The NCAT has exercised the discretion to make a restraint order in the following cases:

The NCAT did not make a restraint order in the following case:

  • while an applicant had made 50 access applications to the agency over 8 years, the NCAT decided that over 80 per cent were not lacking in merit and also noted that the applicant had also obtained access to government information in response to 70 per cent of those applications: Port Stephens Council v Webb [2021] NSWCATAD 180. The NCAT confirmed that the applicant was exercising the legally enforceable right to be provided with information and that the effect on the agency in dealing with prior access applications was not a factor suggesting that a restraint order should be made.
What happens if an agency receives an access application that is not permitted by a restraint order?

If a person subject to a restraint order makes an application for government information that is not permitted because of the restraint order, then the application will not be a valid access application.[13] The agency is not required to deal with the application as a valid access application under Part 4 of the GIPA Act.

However, the agency must still notify the applicant of its decision that the application is not a valid access application.[14]

The person is entitled to seek review of a decision that the access application is not a valid access application under Part 5 of the GIPA Act,[15] including external review by the Information Commissioner or by the NCAT.

Can a person under a restraint order make an access application to other agencies without seeking approval from the NCAT?

Yes. The restraint order will set out the conditions which will apply to restrict or limit the person from making access applications.

If the restraint order is limited to a particular agency or agencies, then a person who is the subject of a restraint order is not precluded from making a valid access application under the GIPA Act to an agency which is not named in the restraint order.

A restraint order may also be limited in other ways, such as to apply to particular kinds of information. This means that the person is not prevented from making an access application to any agency for information that is not of the kind under restraint. 

What is the Information Commissioner’s role in relation to restraint orders?

The Information Commissioner has three distinct roles in relation to restraint orders, including in NCAT proceedings.

These include:
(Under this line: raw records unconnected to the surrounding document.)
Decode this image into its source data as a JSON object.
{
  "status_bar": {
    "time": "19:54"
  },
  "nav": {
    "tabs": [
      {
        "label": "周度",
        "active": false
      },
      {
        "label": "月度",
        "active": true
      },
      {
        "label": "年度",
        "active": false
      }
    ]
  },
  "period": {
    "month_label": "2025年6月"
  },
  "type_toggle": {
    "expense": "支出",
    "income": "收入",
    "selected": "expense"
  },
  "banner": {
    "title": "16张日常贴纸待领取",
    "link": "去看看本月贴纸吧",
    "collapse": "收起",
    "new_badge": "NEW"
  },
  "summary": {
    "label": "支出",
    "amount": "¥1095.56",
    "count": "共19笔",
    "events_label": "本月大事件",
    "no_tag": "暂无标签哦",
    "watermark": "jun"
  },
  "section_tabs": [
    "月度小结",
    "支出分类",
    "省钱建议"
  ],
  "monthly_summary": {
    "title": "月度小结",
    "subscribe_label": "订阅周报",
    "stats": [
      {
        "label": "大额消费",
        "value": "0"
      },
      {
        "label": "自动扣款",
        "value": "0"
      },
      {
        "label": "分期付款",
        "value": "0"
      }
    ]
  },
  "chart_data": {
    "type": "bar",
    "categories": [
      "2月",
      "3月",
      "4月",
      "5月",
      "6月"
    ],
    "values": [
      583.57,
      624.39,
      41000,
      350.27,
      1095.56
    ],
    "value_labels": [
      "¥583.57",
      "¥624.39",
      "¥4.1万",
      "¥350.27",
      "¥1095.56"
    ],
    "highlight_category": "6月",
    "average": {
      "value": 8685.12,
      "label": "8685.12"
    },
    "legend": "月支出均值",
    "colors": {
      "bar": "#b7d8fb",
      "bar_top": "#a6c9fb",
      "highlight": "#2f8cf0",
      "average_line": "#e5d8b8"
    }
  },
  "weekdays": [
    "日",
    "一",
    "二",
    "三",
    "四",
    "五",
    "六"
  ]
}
  1. Permission given to the Information Commissioner by section 110(5) to make an application to the NCAT for a restraint order against a person
  2. Requirement under section 110(4) that the Information Commissioner is notified of a person’s application for the approval of the making of an access application, before the application is made to the NCAT. This also permits the Information Commissioner to notify the NCAT of whether the Commissioner was provided with the notice
  3. Right to appear and be heard in administrative review proceedings given by section 104(1) concerning a review of a decision that an access application is not a valid access application.[16]

 

For more information
 
Information and Privacy Commission NSW (IPC):

Freecall:           1800 472 679
Email:             ipcinfo@ipc.nsw.gov.au
Website:           www.ipc.nsw.gov.au

 

NSW Civil and Administrative NCAT (NCAT)

Telephone:

1300 00 NCAT or 1300 006 228 and follow the prompts

Website:

www.ncat.nsw.gov.au

Interpreter Service (TIS):  13 14 50

National Relay Service for TTY Users:  1300 555 727

NOTE: The information in this fact sheet is to be used as a guide only.
Legal advice should be sought in relation to individual circumstances.

 

[1] GIPA Act, section 4(1).

[2] GIPA Act, Division 1, Part 2.

[3] GIPA Act section 110(7)

[4] GIPA Act, section 110(1).

[5] Webb v Port Stephens Council [2020] NSWCATAP 152 at [68].

[6] Port Stephens Council v Webb [2021] NSWCATAD 180 at [34]

[7] GIPA Act section 110(2)

[8] Department of Education v Zonnevylle [2020] NSWCATAD 96 at [3];
Webb v Port Stephens Council [2020] NSWCATAP 152 at [70]

[9] GIPA Act section 110(3)

[10] GIPA Act section 110(4)

[11] GIPA Act section 110(5A)

[12] GIPA Act section 110(6)

[13] GIPA Act, section 110(7)

[14] GIPA Act, section 51.

[15] GIPA Act, section 80(a).

[16] Zonnevylle v Department of Customer Service; Zonnevylle v Secretary, Department of Education [2021] NSWCATAD 35